> **Task brief**
Output all of the material beneath this line exactly as it is.
(Records)
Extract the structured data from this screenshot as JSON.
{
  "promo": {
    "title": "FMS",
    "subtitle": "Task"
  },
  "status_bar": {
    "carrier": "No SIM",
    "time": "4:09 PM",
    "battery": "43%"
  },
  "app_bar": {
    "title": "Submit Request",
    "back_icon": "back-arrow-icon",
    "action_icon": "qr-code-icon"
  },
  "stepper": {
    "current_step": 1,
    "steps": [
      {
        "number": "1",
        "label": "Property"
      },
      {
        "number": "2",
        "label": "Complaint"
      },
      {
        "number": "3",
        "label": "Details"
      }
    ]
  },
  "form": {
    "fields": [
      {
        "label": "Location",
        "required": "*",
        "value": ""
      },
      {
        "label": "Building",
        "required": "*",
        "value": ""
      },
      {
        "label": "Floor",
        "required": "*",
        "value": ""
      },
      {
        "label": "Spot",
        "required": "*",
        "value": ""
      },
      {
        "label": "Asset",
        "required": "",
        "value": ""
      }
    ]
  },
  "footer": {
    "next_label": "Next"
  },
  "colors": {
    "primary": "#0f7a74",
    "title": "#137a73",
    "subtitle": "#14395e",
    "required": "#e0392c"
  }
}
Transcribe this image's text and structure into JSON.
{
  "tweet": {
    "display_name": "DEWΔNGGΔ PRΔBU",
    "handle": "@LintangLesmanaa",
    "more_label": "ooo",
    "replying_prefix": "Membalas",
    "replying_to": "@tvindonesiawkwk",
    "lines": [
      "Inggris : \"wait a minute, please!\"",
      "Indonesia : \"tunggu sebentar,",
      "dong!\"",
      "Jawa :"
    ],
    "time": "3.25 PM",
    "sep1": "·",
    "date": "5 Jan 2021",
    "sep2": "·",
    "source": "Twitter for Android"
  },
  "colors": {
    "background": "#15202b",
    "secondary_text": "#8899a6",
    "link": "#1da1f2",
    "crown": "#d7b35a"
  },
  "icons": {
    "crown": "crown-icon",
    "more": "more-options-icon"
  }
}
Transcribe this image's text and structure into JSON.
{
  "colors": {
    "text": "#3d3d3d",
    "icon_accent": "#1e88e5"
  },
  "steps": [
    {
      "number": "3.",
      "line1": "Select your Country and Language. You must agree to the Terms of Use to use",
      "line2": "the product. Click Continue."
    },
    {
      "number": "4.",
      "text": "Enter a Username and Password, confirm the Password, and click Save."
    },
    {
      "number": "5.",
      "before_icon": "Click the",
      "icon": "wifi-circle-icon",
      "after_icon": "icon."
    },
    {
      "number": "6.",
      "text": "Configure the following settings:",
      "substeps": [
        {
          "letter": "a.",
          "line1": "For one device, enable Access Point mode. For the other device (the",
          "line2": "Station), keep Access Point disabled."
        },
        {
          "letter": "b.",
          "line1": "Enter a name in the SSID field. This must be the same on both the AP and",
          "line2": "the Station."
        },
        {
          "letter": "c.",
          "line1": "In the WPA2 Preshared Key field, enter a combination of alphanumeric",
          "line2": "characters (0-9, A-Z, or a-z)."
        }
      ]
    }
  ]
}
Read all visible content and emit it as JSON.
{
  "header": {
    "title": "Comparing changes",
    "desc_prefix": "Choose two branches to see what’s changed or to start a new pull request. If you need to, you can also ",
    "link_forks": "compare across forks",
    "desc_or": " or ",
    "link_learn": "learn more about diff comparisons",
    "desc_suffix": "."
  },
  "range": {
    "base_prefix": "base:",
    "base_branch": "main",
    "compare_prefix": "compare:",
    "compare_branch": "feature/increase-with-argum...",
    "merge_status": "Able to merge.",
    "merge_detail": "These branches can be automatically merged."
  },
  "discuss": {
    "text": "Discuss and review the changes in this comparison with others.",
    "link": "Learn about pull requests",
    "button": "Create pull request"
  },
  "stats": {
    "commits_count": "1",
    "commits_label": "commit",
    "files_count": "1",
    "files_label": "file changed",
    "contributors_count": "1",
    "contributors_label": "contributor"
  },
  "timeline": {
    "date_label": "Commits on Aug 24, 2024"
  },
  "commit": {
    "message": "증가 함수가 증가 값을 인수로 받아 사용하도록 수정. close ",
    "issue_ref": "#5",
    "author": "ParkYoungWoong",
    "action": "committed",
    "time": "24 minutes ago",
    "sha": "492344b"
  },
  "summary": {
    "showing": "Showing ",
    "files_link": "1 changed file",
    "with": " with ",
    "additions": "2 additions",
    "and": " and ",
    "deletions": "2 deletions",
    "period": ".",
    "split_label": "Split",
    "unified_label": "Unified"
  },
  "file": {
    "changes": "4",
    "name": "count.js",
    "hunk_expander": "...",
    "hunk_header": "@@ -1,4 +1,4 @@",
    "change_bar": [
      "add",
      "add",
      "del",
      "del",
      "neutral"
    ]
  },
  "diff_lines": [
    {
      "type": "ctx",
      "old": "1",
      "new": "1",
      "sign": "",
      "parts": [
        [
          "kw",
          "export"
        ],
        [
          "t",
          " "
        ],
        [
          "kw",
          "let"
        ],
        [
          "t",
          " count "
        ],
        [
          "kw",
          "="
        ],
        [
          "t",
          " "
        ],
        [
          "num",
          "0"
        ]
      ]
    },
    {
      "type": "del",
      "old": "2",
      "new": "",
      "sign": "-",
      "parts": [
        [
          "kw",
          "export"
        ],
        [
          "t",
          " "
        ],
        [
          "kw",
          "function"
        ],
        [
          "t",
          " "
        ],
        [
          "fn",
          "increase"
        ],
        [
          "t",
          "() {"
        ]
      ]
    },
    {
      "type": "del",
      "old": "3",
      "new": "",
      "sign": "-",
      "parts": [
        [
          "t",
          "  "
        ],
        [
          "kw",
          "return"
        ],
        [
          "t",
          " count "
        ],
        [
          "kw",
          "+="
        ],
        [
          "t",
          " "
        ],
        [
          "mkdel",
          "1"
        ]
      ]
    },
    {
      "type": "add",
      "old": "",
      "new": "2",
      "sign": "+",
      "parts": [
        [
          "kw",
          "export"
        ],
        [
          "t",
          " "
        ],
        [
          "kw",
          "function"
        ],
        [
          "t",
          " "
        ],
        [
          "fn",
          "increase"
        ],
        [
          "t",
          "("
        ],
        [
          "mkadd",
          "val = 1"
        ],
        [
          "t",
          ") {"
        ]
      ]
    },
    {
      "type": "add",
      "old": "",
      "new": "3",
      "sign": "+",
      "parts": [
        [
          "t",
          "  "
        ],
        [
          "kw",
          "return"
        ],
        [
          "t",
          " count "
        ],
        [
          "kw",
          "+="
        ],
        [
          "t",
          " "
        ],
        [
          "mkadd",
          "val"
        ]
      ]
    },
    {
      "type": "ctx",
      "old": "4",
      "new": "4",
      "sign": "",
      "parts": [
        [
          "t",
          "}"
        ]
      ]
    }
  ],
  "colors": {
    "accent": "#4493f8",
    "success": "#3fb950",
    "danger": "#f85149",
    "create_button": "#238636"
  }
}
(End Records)
> **Task answer**
Extract the structured data from this screenshot as JSON.
{
  "promo": {
    "title": "FMS",
    "subtitle": "Task"
  },
  "status_bar": {
    "carrier": "No SIM",
    "time": "4:09 PM",
    "battery": "43%"
  },
  "app_bar": {
    "title": "Submit Request",
    "back_icon": "back-arrow-icon",
    "action_icon": "qr-code-icon"
  },
  "stepper": {
    "current_step": 1,
    "steps": [
      {
        "number": "1",
        "label": "Property"
      },
      {
        "number": "2",
        "label": "Complaint"
      },
      {
        "number": "3",
        "label": "Details"
      }
    ]
  },
  "form": {
    "fields": [
      {
        "label": "Location",
        "required": "*",
        "value": ""
      },
      {
        "label": "Building",
        "required": "*",
        "value": ""
      },
      {
        "label": "Floor",
        "required": "*",
        "value": ""
      },
      {
        "label": "Spot",
        "required": "*",
        "value": ""
      },
      {
        "label": "Asset",
        "required": "",
        "value": ""
      }
    ]
  },
  "footer": {
    "next_label": "Next"
  },
  "colors": {
    "primary": "#0f7a74",
    "title": "#137a73",
    "subtitle": "#14395e",
    "required": "#e0392c"
  }
}
Transcribe this image's text and structure into JSON.
{
  "tweet": {
    "display_name": "DEWΔNGGΔ PRΔBU",
    "handle": "@LintangLesmanaa",
    "more_label": "ooo",
    "replying_prefix": "Membalas",
    "replying_to": "@tvindonesiawkwk",
    "lines": [
      "Inggris : \"wait a minute, please!\"",
      "Indonesia : \"tunggu sebentar,",
      "dong!\"",
      "Jawa :"
    ],
    "time": "3.25 PM",
    "sep1": "·",
    "date": "5 Jan 2021",
    "sep2": "·",
    "source": "Twitter for Android"
  },
  "colors": {
    "background": "#15202b",
    "secondary_text": "#8899a6",
    "link": "#1da1f2",
    "crown": "#d7b35a"
  },
  "icons": {
    "crown": "crown-icon",
    "more": "more-options-icon"
  }
}
Transcribe this image's text and structure into JSON.
{
  "colors": {
    "text": "#3d3d3d",
    "icon_accent": "#1e88e5"
  },
  "steps": [
    {
      "number": "3.",
      "line1": "Select your Country and Language. You must agree to the Terms of Use to use",
      "line2": "the product. Click Continue."
    },
    {
      "number": "4.",
      "text": "Enter a Username and Password, confirm the Password, and click Save."
    },
    {
      "number": "5.",
      "before_icon": "Click the",
      "icon": "wifi-circle-icon",
      "after_icon": "icon."
    },
    {
      "number": "6.",
      "text": "Configure the following settings:",
      "substeps": [
        {
          "letter": "a.",
          "line1": "For one device, enable Access Point mode. For the other device (the",
          "line2": "Station), keep Access Point disabled."
        },
        {
          "letter": "b.",
          "line1": "Enter a name in the SSID field. This must be the same on both the AP and",
          "line2": "the Station."
        },
        {
          "letter": "c.",
          "line1": "In the WPA2 Preshared Key field, enter a combination of alphanumeric",
          "line2": "characters (0-9, A-Z, or a-z)."
        }
      ]
    }
  ]
}
Read all visible content and emit it as JSON.
{
  "header": {
    "title": "Comparing changes",
    "desc_prefix": "Choose two branches to see what’s changed or to start a new pull request. If you need to, you can also ",
    "link_forks": "compare across forks",
    "desc_or": " or ",
    "link_learn": "learn more about diff comparisons",
    "desc_suffix": "."
  },
  "range": {
    "base_prefix": "base:",
    "base_branch": "main",
    "compare_prefix": "compare:",
    "compare_branch": "feature/increase-with-argum...",
    "merge_status": "Able to merge.",
    "merge_detail": "These branches can be automatically merged."
  },
  "discuss": {
    "text": "Discuss and review the changes in this comparison with others.",
    "link": "Learn about pull requests",
    "button": "Create pull request"
  },
  "stats": {
    "commits_count": "1",
    "commits_label": "commit",
    "files_count": "1",
    "files_label": "file changed",
    "contributors_count": "1",
    "contributors_label": "contributor"
  },
  "timeline": {
    "date_label": "Commits on Aug 24, 2024"
  },
  "commit": {
    "message": "증가 함수가 증가 값을 인수로 받아 사용하도록 수정. close ",
    "issue_ref": "#5",
    "author": "ParkYoungWoong",
    "action": "committed",
    "time": "24 minutes ago",
    "sha": "492344b"
  },
  "summary": {
    "showing": "Showing ",
    "files_link": "1 changed file",
    "with": " with ",
    "additions": "2 additions",
    "and": " and ",
    "deletions": "2 deletions",
    "period": ".",
    "split_label": "Split",
    "unified_label": "Unified"
  },
  "file": {
    "changes": "4",
    "name": "count.js",
    "hunk_expander": "...",
    "hunk_header": "@@ -1,4 +1,4 @@",
    "change_bar": [
      "add",
      "add",
      "del",
      "del",
      "neutral"
    ]
  },
  "diff_lines": [
    {
      "type": "ctx",
      "old": "1",
      "new": "1",
      "sign": "",
      "parts": [
        [
          "kw",
          "export"
        ],
        [
          "t",
          " "
        ],
        [
          "kw",
          "let"
        ],
        [
          "t",
          " count "
        ],
        [
          "kw",
          "="
        ],
        [
          "t",
          " "
        ],
        [
          "num",
          "0"
        ]
      ]
    },
    {
      "type": "del",
      "old": "2",
      "new": "",
      "sign": "-",
      "parts": [
        [
          "kw",
          "export"
        ],
        [
          "t",
          " "
        ],
        [
          "kw",
          "function"
        ],
        [
          "t",
          " "
        ],
        [
          "fn",
          "increase"
        ],
        [
          "t",
          "() {"
        ]
      ]
    },
    {
      "type": "del",
      "old": "3",
      "new": "",
      "sign": "-",
      "parts": [
        [
          "t",
          "  "
        ],
        [
          "kw",
          "return"
        ],
        [
          "t",
          " count "
        ],
        [
          "kw",
          "+="
        ],
        [
          "t",
          " "
        ],
        [
          "mkdel",
          "1"
        ]
      ]
    },
    {
      "type": "add",
      "old": "",
      "new": "2",
      "sign": "+",
      "parts": [
        [
          "kw",
          "export"
        ],
        [
          "t",
          " "
        ],
        [
          "kw",
          "function"
        ],
        [
          "t",
          " "
        ],
        [
          "fn",
          "increase"
        ],
        [
          "t",
          "("
        ],
        [
          "mkadd",
          "val = 1"
        ],
        [
          "t",
          ") {"
        ]
      ]
    },
    {
      "type": "add",
      "old": "",
      "new": "3",
      "sign": "+",
      "parts": [
        [
          "t",
          "  "
        ],
        [
          "kw",
          "return"
        ],
        [
          "t",
          " count "
        ],
        [
          "kw",
          "+="
        ],
        [
          "t",
          " "
        ],
        [
          "mkadd",
          "val"
        ]
      ]
    },
    {
      "type": "ctx",
      "old": "4",
      "new": "4",
      "sign": "",
      "parts": [
        [
          "t",
          "}"
        ]
      ]
    }
  ],
  "colors": {
    "accent": "#4493f8",
    "success": "#3fb950",
    "danger": "#f85149",
    "create_button": "#238636"
  }
}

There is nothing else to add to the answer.